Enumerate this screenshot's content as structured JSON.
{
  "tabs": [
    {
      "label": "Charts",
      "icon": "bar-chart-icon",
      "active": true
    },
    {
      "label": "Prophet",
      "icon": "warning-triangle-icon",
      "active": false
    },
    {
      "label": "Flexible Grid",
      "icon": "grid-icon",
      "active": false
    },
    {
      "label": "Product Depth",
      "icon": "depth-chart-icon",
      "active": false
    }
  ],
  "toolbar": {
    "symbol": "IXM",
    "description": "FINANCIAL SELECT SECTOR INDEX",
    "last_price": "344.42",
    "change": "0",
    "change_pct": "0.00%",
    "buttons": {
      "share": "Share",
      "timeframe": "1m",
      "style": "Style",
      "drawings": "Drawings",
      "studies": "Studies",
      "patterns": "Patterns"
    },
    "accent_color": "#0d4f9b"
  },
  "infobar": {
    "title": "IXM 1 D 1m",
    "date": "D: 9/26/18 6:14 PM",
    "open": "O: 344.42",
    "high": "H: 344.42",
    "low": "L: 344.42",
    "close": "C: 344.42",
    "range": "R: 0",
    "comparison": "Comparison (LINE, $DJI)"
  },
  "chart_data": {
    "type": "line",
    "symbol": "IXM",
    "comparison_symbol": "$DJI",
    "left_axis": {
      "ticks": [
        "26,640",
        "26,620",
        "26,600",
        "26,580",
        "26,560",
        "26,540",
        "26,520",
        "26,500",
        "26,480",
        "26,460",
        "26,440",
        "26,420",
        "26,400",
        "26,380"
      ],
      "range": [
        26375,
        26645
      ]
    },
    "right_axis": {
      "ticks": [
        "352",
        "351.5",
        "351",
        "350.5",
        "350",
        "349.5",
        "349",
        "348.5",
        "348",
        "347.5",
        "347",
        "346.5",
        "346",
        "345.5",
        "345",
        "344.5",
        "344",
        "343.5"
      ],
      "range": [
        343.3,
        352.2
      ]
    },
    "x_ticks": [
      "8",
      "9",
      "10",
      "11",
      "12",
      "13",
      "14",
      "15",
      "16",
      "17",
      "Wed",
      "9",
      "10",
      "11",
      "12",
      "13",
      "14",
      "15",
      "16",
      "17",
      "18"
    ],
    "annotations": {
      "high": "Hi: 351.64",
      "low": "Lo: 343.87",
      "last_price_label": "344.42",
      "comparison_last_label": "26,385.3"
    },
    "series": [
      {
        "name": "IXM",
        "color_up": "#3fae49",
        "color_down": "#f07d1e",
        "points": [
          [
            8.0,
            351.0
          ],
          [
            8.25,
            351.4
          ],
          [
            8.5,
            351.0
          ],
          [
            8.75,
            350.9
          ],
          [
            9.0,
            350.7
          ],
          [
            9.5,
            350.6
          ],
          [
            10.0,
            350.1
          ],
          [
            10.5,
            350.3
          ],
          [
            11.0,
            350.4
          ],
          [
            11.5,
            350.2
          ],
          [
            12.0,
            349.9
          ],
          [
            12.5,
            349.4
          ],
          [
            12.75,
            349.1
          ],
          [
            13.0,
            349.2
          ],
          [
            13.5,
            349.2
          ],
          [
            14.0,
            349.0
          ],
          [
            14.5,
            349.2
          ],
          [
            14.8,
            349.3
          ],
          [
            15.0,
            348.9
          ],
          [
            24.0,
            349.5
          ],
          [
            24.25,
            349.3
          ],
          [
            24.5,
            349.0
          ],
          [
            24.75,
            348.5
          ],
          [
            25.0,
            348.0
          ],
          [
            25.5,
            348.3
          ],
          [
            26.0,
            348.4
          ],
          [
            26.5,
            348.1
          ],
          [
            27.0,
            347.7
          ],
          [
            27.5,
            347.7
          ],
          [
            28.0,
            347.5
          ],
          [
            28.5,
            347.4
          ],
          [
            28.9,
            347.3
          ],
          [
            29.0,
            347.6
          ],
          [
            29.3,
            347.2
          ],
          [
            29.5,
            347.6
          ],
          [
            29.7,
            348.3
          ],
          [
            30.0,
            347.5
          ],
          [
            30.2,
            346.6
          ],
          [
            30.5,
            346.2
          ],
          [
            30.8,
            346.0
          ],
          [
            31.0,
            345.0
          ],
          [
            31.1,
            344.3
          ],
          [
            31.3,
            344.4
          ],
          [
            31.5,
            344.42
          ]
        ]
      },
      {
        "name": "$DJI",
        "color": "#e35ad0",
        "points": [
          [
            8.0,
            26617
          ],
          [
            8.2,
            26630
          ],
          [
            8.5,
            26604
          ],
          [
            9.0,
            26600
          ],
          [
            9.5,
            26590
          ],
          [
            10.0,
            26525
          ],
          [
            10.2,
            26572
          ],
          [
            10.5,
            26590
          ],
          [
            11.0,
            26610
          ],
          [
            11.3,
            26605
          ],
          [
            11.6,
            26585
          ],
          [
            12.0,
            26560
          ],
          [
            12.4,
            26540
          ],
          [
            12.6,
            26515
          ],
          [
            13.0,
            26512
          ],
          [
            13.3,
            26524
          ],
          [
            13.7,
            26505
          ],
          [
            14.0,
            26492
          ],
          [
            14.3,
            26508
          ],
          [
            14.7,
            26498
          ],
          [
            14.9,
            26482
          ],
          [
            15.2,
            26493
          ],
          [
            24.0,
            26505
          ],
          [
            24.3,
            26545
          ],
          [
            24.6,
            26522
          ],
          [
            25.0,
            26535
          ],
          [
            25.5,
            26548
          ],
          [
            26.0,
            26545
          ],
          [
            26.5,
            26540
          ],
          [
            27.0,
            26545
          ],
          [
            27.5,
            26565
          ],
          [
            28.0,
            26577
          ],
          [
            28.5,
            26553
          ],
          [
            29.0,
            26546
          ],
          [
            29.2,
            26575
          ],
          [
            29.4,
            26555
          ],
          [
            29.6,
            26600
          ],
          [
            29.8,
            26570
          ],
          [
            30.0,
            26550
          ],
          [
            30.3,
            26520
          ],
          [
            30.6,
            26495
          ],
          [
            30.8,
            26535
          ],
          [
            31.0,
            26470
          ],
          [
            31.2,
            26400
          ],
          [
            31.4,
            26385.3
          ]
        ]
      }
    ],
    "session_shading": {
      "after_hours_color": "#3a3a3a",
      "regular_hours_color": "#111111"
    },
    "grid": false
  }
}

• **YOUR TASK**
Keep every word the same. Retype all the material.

• **ANSWER TO THIS PROBLEM**
Enumerate this screenshot's content as structured JSON.
{
  "tabs": [
    {
      "label": "Charts",
      "icon": "bar-chart-icon",
      "active": true
    },
    {
      "label": "Prophet",
      "icon": "warning-triangle-icon",
      "active": false
    },
    {
      "label": "Flexible Grid",
      "icon": "grid-icon",
      "active": false
    },
    {
      "label": "Product Depth",
      "icon": "depth-chart-icon",
      "active": false
    }
  ],
  "toolbar": {
    "symbol": "IXM",
    "description": "FINANCIAL SELECT SECTOR INDEX",
    "last_price": "344.42",
    "change": "0",
    "change_pct": "0.00%",
    "buttons": {
      "share": "Share",
      "timeframe": "1m",
      "style": "Style",
      "drawings": "Drawings",
      "studies": "Studies",
      "patterns": "Patterns"
    },
    "accent_color": "#0d4f9b"
  },
  "infobar": {
    "title": "IXM 1 D 1m",
    "date": "D: 9/26/18 6:14 PM",
    "open": "O: 344.42",
    "high": "H: 344.42",
    "low": "L: 344.42",
    "close": "C: 344.42",
    "range": "R: 0",
    "comparison": "Comparison (LINE, $DJI)"
  },
  "chart_data": {
    "type": "line",
    "symbol": "IXM",
    "comparison_symbol": "$DJI",
    "left_axis": {
      "ticks": [
        "26,640",
        "26,620",
        "26,600",
        "26,580",
        "26,560",
        "26,540",
        "26,520",
        "26,500",
        "26,480",
        "26,460",
        "26,440",
        "26,420",
        "26,400",
        "26,380"
      ],
      "range": [
        26375,
        26645
      ]
    },
    "right_axis": {
      "ticks": [
        "352",
        "351.5",
        "351",
        "350.5",
        "350",
        "349.5",
        "349",
        "348.5",
        "348",
        "347.5",
        "347",
        "346.5",
        "346",
        "345.5",
        "345",
        "344.5",
        "344",
        "343.5"
      ],
      "range": [
        343.3,
        352.2
      ]
    },
    "x_ticks": [
      "8",
      "9",
      "10",
      "11",
      "12",
      "13",
      "14",
      "15",
      "16",
      "17",
      "Wed",
      "9",
      "10",
      "11",
      "12",
      "13",
      "14",
      "15",
      "16",
      "17",
      "18"
    ],
    "annotations": {
      "high": "Hi: 351.64",
      "low": "Lo: 343.87",
      "last_price_label": "344.42",
      "comparison_last_label": "26,385.3"
    },
    "series": [
      {
        "name": "IXM",
        "color_up": "#3fae49",
        "color_down": "#f07d1e",
        "points": [
          [
            8.0,
            351.0
          ],
          [
            8.25,
            351.4
          ],
          [
            8.5,
            351.0
          ],
          [
            8.75,
            350.9
          ],
          [
            9.0,
            350.7
          ],
          [
            9.5,
            350.6
          ],
          [
            10.0,
            350.1
          ],
          [
            10.5,
            350.3
          ],
          [
            11.0,
            350.4
          ],
          [
            11.5,
            350.2
          ],
          [
            12.0,
            349.9
          ],
          [
            12.5,
            349.4
          ],
          [
            12.75,
            349.1
          ],
          [
            13.0,
            349.2
          ],
          [
            13.5,
            349.2
          ],
          [
            14.0,
            349.0
          ],
          [
            14.5,
            349.2
          ],
          [
            14.8,
            349.3
          ],
          [
            15.0,
            348.9
          ],
          [
            24.0,
            349.5
          ],
          [
            24.25,
            349.3
          ],
          [
            24.5,
            349.0
          ],
          [
            24.75,
            348.5
          ],
          [
            25.0,
            348.0
          ],
          [
            25.5,
            348.3
          ],
          [
            26.0,
            348.4
          ],
          [
            26.5,
            348.1
          ],
          [
            27.0,
            347.7
          ],
          [
            27.5,
            347.7
          ],
          [
            28.0,
            347.5
          ],
          [
            28.5,
            347.4
          ],
          [
            28.9,
            347.3
          ],
          [
            29.0,
            347.6
          ],
          [
            29.3,
            347.2
          ],
          [
            29.5,
            347.6
          ],
          [
            29.7,
            348.3
          ],
          [
            30.0,
            347.5
          ],
          [
            30.2,
            346.6
          ],
          [
            30.5,
            346.2
          ],
          [
            30.8,
            346.0
          ],
          [
            31.0,
            345.0
          ],
          [
            31.1,
            344.3
          ],
          [
            31.3,
            344.4
          ],
          [
            31.5,
            344.42
          ]
        ]
      },
      {
        "name": "$DJI",
        "color": "#e35ad0",
        "points": [
          [
            8.0,
            26617
          ],
          [
            8.2,
            26630
          ],
          [
            8.5,
            26604
          ],
          [
            9.0,
            26600
          ],
          [
            9.5,
            26590
          ],
          [
            10.0,
            26525
          ],
          [
            10.2,
            26572
          ],
          [
            10.5,
            26590
          ],
          [
            11.0,
            26610
          ],
          [
            11.3,
            26605
          ],
          [
            11.6,
            26585
          ],
          [
            12.0,
            26560
          ],
          [
            12.4,
            26540
          ],
          [
            12.6,
            26515
          ],
          [
            13.0,
            26512
          ],
          [
            13.3,
            26524
          ],
          [
            13.7,
            26505
          ],
          [
            14.0,
            26492
          ],
          [
            14.3,
            26508
          ],
          [
            14.7,
            26498
          ],
          [
            14.9,
            26482
          ],
          [
            15.2,
            26493
          ],
          [
            24.0,
            26505
          ],
          [
            24.3,
            26545
          ],
          [
            24.6,
            26522
          ],
          [
            25.0,
            26535
          ],
          [
            25.5,
            26548
          ],
          [
            26.0,
            26545
          ],
          [
            26.5,
            26540
          ],
          [
            27.0,
            26545
          ],
          [
            27.5,
            26565
          ],
          [
            28.0,
            26577
          ],
          [
            28.5,
            26553
          ],
          [
            29.0,
            26546
          ],
          [
            29.2,
            26575
          ],
          [
            29.4,
            26555
          ],
          [
            29.6,
            26600
          ],
          [
            29.8,
            26570
          ],
          [
            30.0,
            26550
          ],
          [
            30.3,
            26520
          ],
          [
            30.6,
            26495
          ],
          [
            30.8,
            26535
          ],
          [
            31.0,
            26470
          ],
          [
            31.2,
            26400
          ],
          [
            31.4,
            26385.3
          ]
        ]
      }
    ],
    "session_shading": {
      "after_hours_color": "#3a3a3a",
      "regular_hours_color": "#111111"
    },
    "grid": false
  }
}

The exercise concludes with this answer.